clutch is light in operation and complements it well. Likewise
the fuel injection is well matched to the bikes power characteristics.
Every little twist of the throttle is immediately turned into
forward thrust, whether that be on the open road or around
town. The power is smooth and progressive from just a whiff
of throttle and there are no steps or glitches, all of it
is useable. It is almost like there is a telepathic connection
between the throttle and the rear wheel at times.
Despite its civilised nature, it will provide
a challenging ride on the open road and will top 140 mph providing
you are hanging on tightly to deal with the wind pressure
at these speeds. Take it onto a set of challenging bends such
as the coastal and mountain roads that abound on Fuerteventura
and you realise why the bike has been built. These are plenty
of bikes that can emulate it around town and on the open road,
but up the ante and the challenge and the bike really comes
into its own. Bends can be attacked with belief that nothing
can challenge the bikes ability to deal with them. Its quick-reacting
chassis ensures plenty of safety reserves in combination with
the superb braking provided by the Brembo's. The bike can
be thrown into either single bends or a series of
curves and it is always ultra-precise and agile.
you tweak the fully suspension into the sports mode settings,
the bike is almost uncatchable and will leave most sportsbikes
as mere dots in its mirrors until the roads open out again.
Set up like this it loses some of its comfort for normal riding
, but as the changes take seconds, it is no problem.
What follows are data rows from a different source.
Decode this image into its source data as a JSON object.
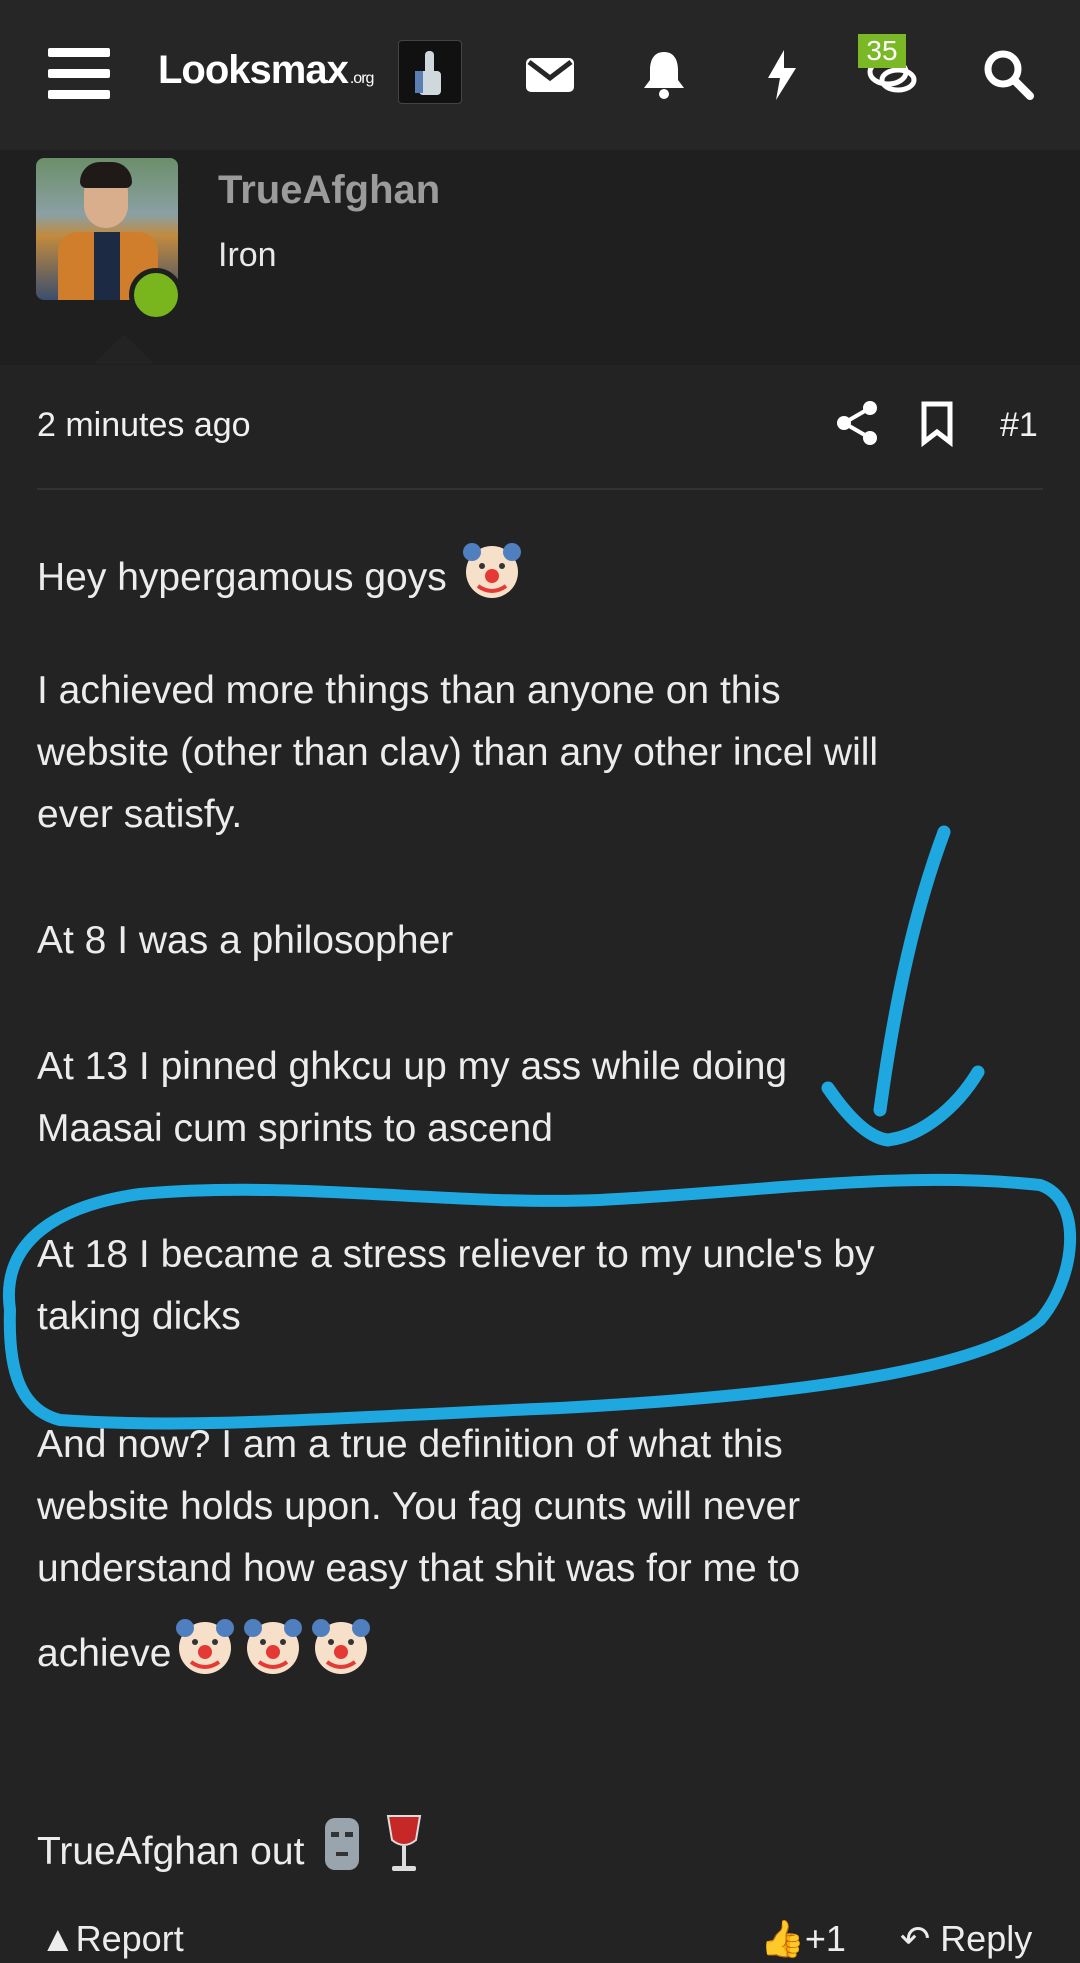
{
  "nav": {
    "logo_main": "Looksmax",
    "logo_suffix": ".org",
    "conversations_badge": "35"
  },
  "author": {
    "username": "TrueAfghan",
    "title": "Iron",
    "online": true
  },
  "post": {
    "timestamp": "2 minutes ago",
    "post_number": "#1",
    "paragraphs": [
      "Hey hypergamous goys",
      "I achieved more things than anyone on this",
      "website (other than clav) than any other incel will",
      "ever satisfy.",
      "At 8 I was a philosopher",
      "At 13 I pinned ghkcu up my ass while doing",
      "Maasai cum sprints to ascend",
      "At 18 I became a stress reliever to my uncle's by",
      "taking dicks",
      "And now? I am a true definition of what this",
      "website holds upon. You fag cunts will never",
      "understand how easy that shit was for me to",
      "achieve",
      "TrueAfghan out"
    ]
  },
  "actions": {
    "report": "Report",
    "like": "+1",
    "reply": "Reply"
  },
  "annotation_color": "#1fa8e0"
}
This
is actually a bike that you could tour on and then unstrap
you luggage at the destination and then tweak the suspension
before going out to play! A tank bag is one of the options
already offered by the factory.
Night time use is not a problem as the headlight
is good enough to light the way even in the inky blackness
of the Canaries, if not good enough to wake up Spanish cab
As an overall package it is hard to believe
that this is the factory’s first attempt at a proper
street bike. It is very user friendly in every department,
has top notch handling and real world practicality, all wrapped
up in a quality package. The only real downside is it small
range dictated by the 15-litre tank and its lack of immobiliser
as standard. Although, to be fair, you can purchase a factory
alarm that just plugs into the existing wiring as an optional
extra. However, those small points aside this is a bike that
should tempt you away from the real head-down sports bikes.
After all 180+ mph may provide a rush that even this bike
cannot, but at a risk that is becoming unacceptable on the
road! Besides this is far more comfortable and a little cheaper.
Its direct competitors are bikes like the
MV Brutale, the Ducati S4R Monster, Triumph Speed Triple,
Cagiva Raptor, Benelli TNT and the Buell XB12R and it leaves
them all trailing in its exhaust gases on the road! However,
it lacks the name on the street compared to say MV, but that
is surely going to change in a very short time!
So, is KTM’s claim about becoming the
leading European motorcycle manufacturer just an arrogant
boast or a prophesy of things to come? Well, the history books
show the capability has always been there and if the Superduke
is anything to go by, I would say the latter option is the
choice of the wise!